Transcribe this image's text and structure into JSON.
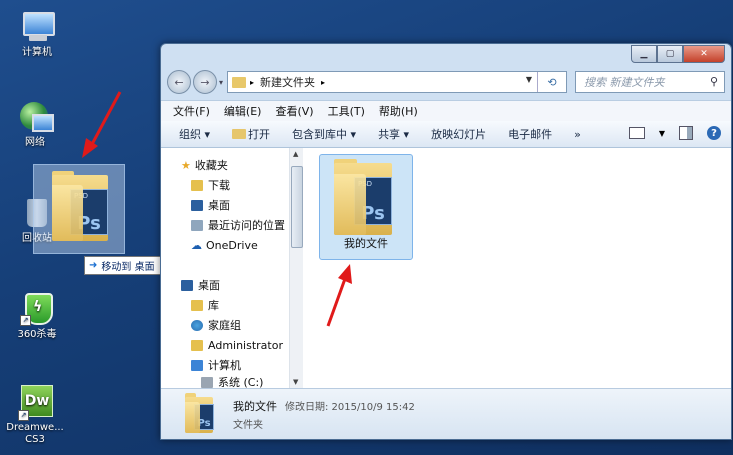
{
  "desktop": {
    "icons": [
      {
        "label": "计算机"
      },
      {
        "label": "网络"
      },
      {
        "label": "回收站"
      },
      {
        "label": "360杀毒"
      },
      {
        "label": "Dreamwe...",
        "label2": "CS3"
      }
    ],
    "drag_tooltip": "移动到 桌面"
  },
  "window": {
    "breadcrumb": "新建文件夹",
    "search_placeholder": "搜索 新建文件夹",
    "menu": [
      "文件(F)",
      "编辑(E)",
      "查看(V)",
      "工具(T)",
      "帮助(H)"
    ],
    "toolbar": [
      "组织 ▾",
      "打开",
      "包含到库中 ▾",
      "共享 ▾",
      "放映幻灯片",
      "电子邮件",
      "»"
    ],
    "nav": {
      "favorites_header": "收藏夹",
      "favorites": [
        "下载",
        "桌面",
        "最近访问的位置",
        "OneDrive"
      ],
      "desktop_header": "桌面",
      "desktop_items": [
        "库",
        "家庭组",
        "Administrator",
        "计算机",
        "系统 (C:)"
      ]
    },
    "files": [
      {
        "name": "我的文件"
      }
    ],
    "details": {
      "name": "我的文件",
      "modified": "修改日期: 2015/10/9 15:42",
      "type": "文件夹"
    }
  },
  "colors": {
    "accent": "#2b69b5",
    "arrow": "#e01a1a",
    "selection": "#cce4f7"
  }
}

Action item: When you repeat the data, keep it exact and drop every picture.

Solution to the problem:
Transcribe this image's text and structure into JSON.
{
  "desktop": {
    "icons": [
      {
        "label": "计算机"
      },
      {
        "label": "网络"
      },
      {
        "label": "回收站"
      },
      {
        "label": "360杀毒"
      },
      {
        "label": "Dreamwe...",
        "label2": "CS3"
      }
    ],
    "drag_tooltip": "移动到 桌面"
  },
  "window": {
    "breadcrumb": "新建文件夹",
    "search_placeholder": "搜索 新建文件夹",
    "menu": [
      "文件(F)",
      "编辑(E)",
      "查看(V)",
      "工具(T)",
      "帮助(H)"
    ],
    "toolbar": [
      "组织 ▾",
      "打开",
      "包含到库中 ▾",
      "共享 ▾",
      "放映幻灯片",
      "电子邮件",
      "»"
    ],
    "nav": {
      "favorites_header": "收藏夹",
      "favorites": [
        "下载",
        "桌面",
        "最近访问的位置",
        "OneDrive"
      ],
      "desktop_header": "桌面",
      "desktop_items": [
        "库",
        "家庭组",
        "Administrator",
        "计算机",
        "系统 (C:)"
      ]
    },
    "files": [
      {
        "name": "我的文件"
      }
    ],
    "details": {
      "name": "我的文件",
      "modified": "修改日期: 2015/10/9 15:42",
      "type": "文件夹"
    }
  },
  "colors": {
    "accent": "#2b69b5",
    "arrow": "#e01a1a",
    "selection": "#cce4f7"
  }
}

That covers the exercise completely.